▶ What needs to be done: Using the data below, show every line where the word "icon" occurs.

[Component data from apps and pages]
*** Begin section ***

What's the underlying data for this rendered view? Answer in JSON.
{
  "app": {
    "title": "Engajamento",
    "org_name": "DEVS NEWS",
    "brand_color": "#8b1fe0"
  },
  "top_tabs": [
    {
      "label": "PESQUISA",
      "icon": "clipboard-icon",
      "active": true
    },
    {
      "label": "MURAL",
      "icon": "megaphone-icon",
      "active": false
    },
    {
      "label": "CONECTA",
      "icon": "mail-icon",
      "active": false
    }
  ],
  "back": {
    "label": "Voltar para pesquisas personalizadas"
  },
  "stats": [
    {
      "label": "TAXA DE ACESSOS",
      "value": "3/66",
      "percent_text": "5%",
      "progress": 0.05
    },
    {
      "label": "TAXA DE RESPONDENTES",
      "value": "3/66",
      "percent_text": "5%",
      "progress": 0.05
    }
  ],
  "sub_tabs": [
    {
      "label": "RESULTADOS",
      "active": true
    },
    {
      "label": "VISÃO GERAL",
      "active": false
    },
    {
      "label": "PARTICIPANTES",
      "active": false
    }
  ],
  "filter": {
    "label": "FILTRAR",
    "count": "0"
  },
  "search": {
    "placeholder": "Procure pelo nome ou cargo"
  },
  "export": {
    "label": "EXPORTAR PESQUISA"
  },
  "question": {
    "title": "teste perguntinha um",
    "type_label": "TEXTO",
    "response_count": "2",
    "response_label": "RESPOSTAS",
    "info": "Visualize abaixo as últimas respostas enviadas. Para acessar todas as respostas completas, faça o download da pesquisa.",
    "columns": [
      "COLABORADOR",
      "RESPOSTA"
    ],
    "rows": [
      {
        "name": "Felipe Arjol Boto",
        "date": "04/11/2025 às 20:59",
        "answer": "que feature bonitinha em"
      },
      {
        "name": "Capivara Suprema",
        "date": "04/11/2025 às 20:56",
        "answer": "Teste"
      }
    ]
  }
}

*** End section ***

▶ Written solution:
      "icon": "clipboard-icon",
      "icon": "megaphone-icon",
      "icon": "mail-icon",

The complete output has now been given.